  6. ^ "New archaeological site found in Ras Al Khaimah". GulfNews.com. 2013-02-11. Retrieved 2013-09-15.
  7. ^ "Ancient graves unearthed in RAK". GulfNews.com. 2013-04-05. Retrieved 2013-09-15.
  8. ^ 1939-, Sulṭān ibn Muḥammad al-Qāsimī, Ruler of Shāriqah, (1986). The myth of Arab piracy in the Gulf. London: Croom Helm. ISBN 0709921063. OCLC 12583612.
  9. ^ The Gulf States: A Modern History - David Commins - ßĘČ Google. Books.google.com.bh. 2012-03-15. Retrieved 2013-09-15.
  10. ^ Kourosh Ahmadi, Islands and International Politics in the Persian Gulf: The Abu Musa and Tunbs in Strategic Context (Routledge, 2008) p96
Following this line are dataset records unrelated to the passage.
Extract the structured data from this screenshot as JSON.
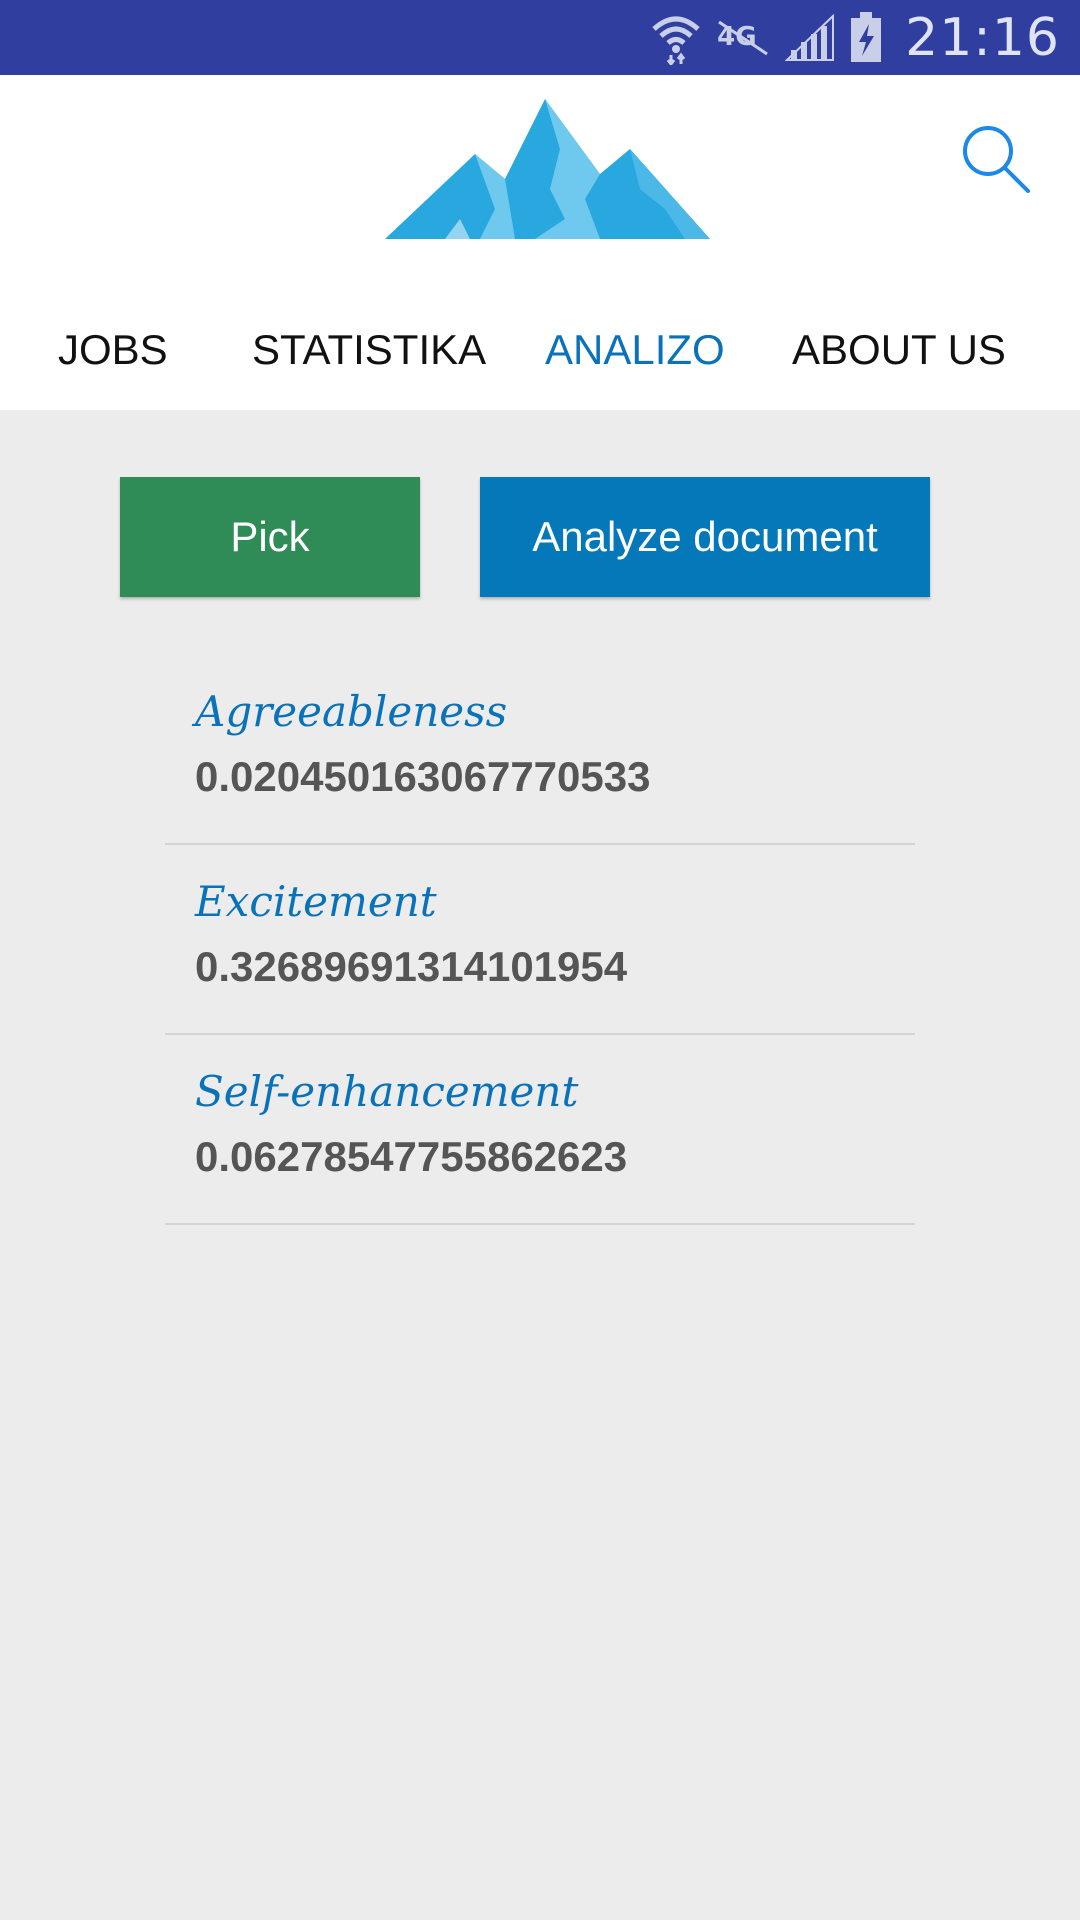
{
  "status_bar": {
    "time": "21:16",
    "network_label": "4G",
    "icons": [
      "wifi-icon",
      "network-4g-icon",
      "signal-icon",
      "battery-charging-icon"
    ]
  },
  "header": {
    "logo": "mountain-logo",
    "search_icon": "search-icon"
  },
  "nav": {
    "tabs": [
      {
        "label": "JOBS",
        "active": false
      },
      {
        "label": "STATISTIKA",
        "active": false
      },
      {
        "label": "ANALIZO",
        "active": true
      },
      {
        "label": "ABOUT US",
        "active": false
      }
    ]
  },
  "actions": {
    "pick_label": "Pick",
    "analyze_label": "Analyze document"
  },
  "results": [
    {
      "label": "Agreeableness",
      "value": "0.020450163067770533"
    },
    {
      "label": "Excitement",
      "value": "0.32689691314101954"
    },
    {
      "label": "Self-enhancement",
      "value": "0.06278547755862623"
    }
  ],
  "colors": {
    "status_bar": "#303f9f",
    "accent": "#0a72b8",
    "pick_button": "#2f8c57",
    "analyze_button": "#0478b9",
    "background": "#ececec"
  }
}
  11. ^ Lorimer, John (1915). Gazetteer of the Persian Gulf. British Government, Bombay. p. 755.
  12. ^ Lorimer, John (1915). Gazetteer of the Persian Gulf. British Government, Bombay. p. 641.
  13. ^ "Saud is Ras Al Khaimah ruler as UAE mourns Shaikh Saqr". Gulf News. 2010-10-27.
  14. ^ st1031120193 (2015-03-11). "RAS AL KHAIMAH". UAE : United Arab Emirates. Retrieved 2017-02-08.
  15. ^ "Watch: Snowfall in UAE, temperature hits -2.2 degree". Khaleej Times. Retrieved 2017-02-05.
  16. ^ "Heavy snowfall on Ras Al Khaimah's Jebel Jais mountain cluster". gulfnews.com. Retrieved 2015-08-16.
  17. ^ "Ras Al Khaimah Climate Normals". National Oceanic and Atmospheric Administration. Retrieved December 19, 2012.
  18. ^ Prothero, G.W. (1920). Arabia. London: H.M. Stationery Office. p. 98.
  19. ^ "About Us". Composites.ae. Retrieved 2013-09-15.
  20. ^ Jonathan Sheikh-Miller. "UAE Weekend Switchover". AMEinfo. Archived from the original on 12 February 2011. Retrieved 22 March 2010.
  21. ^ Fairlie, Greg (2010-02-10). Fast times in store as a field of 10 sub-60 men announced for Ras al-Khaimah Half Marathon. IAAF. Retrieved on 2010-02-11.
  22. ^ "Facebook". Facebook. Retrieved 2013-09-15.
  23. ^ "Transport : Taxi/Bus". Government of Ras Al Khaimah.
  24. ^ "Archaeologists make last ditch attempt to rescue remains of pre-historic tombs in RAK | The National". Thenational.ae. 2013-04-13. Retrieved 2013-09-15.
  25. ^ "News : Press Releases :". Space Adventures. Archived from the original on 2013-11-12. Retrieved 2013-09-15.
  26. ^ "Historic witness to RAK's defence". GulfNews.com. 2008-11-20. Retrieved 2013-09-15.
  27. ^ Hawker, Ronald W. 'Tribe, house style, and the town layout of Jazirat al-Hamra, Ras al-Khaimah, UAE' in Proceedings of the Seminar for Arabian Studies, 2006
  28. ^ "Al Hayl Fort". website. Fujairah Tourism & Antiquities Authority. Archived from the original on 2014-01-06.
  29. ^ a b Gazetteer of the United Arab Emirates. Washington, D.C. : Defense Mapping Agency, 1987.